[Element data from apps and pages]
----

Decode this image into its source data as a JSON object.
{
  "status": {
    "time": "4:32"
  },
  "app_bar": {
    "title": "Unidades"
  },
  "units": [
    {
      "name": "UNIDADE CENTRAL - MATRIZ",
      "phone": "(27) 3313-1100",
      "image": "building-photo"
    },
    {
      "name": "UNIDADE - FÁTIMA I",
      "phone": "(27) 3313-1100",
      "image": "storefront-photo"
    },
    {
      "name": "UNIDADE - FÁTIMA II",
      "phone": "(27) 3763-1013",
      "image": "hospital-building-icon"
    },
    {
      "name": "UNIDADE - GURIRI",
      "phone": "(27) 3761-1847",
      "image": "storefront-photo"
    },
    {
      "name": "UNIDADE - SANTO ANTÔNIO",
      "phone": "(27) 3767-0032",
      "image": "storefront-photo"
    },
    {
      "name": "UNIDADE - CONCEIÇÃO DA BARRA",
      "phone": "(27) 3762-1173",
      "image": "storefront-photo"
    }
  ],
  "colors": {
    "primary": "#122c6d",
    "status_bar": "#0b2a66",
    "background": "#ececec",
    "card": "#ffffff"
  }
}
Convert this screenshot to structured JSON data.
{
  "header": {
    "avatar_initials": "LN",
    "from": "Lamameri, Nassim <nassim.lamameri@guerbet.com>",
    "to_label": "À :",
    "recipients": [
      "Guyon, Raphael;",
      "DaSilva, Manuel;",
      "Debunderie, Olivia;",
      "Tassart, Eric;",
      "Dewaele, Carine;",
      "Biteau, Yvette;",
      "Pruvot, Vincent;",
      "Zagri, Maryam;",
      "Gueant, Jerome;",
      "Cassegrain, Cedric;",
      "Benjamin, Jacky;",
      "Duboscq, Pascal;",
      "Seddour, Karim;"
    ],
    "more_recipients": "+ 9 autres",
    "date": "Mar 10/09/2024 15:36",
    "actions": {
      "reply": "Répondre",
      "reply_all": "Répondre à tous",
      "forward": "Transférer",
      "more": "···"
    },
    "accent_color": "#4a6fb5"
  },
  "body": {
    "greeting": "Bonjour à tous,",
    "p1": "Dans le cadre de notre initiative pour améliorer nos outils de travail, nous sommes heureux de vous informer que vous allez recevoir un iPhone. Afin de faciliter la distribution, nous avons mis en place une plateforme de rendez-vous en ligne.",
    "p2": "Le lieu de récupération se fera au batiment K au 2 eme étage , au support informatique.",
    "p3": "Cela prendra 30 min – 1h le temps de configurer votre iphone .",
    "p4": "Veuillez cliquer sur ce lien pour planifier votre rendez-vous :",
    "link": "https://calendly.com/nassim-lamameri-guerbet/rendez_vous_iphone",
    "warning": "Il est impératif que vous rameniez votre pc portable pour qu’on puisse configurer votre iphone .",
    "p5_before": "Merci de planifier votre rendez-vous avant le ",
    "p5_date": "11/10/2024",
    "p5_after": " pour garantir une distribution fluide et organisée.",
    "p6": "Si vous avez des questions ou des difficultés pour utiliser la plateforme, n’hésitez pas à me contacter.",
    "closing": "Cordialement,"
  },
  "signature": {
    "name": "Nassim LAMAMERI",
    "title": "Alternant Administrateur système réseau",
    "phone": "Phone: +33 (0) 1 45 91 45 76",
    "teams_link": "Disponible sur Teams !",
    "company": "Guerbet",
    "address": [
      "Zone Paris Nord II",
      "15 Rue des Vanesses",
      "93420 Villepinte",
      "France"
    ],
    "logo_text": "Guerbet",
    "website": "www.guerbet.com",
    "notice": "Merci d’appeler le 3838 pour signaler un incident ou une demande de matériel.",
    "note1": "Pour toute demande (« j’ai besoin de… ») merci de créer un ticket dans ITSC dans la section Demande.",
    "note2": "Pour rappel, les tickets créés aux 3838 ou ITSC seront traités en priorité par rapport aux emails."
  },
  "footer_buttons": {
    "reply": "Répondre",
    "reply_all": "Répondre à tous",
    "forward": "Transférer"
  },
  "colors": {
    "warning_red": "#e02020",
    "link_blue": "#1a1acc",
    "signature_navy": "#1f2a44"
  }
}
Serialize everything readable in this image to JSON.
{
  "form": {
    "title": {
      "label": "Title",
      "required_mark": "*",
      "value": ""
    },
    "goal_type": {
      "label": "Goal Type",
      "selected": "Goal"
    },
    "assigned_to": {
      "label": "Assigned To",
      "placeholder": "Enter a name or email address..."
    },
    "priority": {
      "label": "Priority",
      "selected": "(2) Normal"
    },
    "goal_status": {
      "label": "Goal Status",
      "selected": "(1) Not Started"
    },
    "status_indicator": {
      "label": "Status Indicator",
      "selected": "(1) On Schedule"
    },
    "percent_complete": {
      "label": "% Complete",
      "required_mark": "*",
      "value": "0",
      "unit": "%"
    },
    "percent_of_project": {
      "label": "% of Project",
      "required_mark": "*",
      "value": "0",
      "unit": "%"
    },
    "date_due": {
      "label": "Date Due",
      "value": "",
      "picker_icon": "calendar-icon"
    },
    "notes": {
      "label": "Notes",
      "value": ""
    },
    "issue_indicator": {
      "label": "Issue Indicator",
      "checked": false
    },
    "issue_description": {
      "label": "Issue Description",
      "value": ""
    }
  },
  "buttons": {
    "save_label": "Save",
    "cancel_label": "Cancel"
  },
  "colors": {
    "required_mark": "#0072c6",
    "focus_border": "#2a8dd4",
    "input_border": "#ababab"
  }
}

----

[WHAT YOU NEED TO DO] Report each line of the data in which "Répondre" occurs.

[ANSWER SECTION]
      "reply": "Répondre",
      "reply_all": "Répondre à tous",
    "reply": "Répondre",
    "reply_all": "Répondre à tous",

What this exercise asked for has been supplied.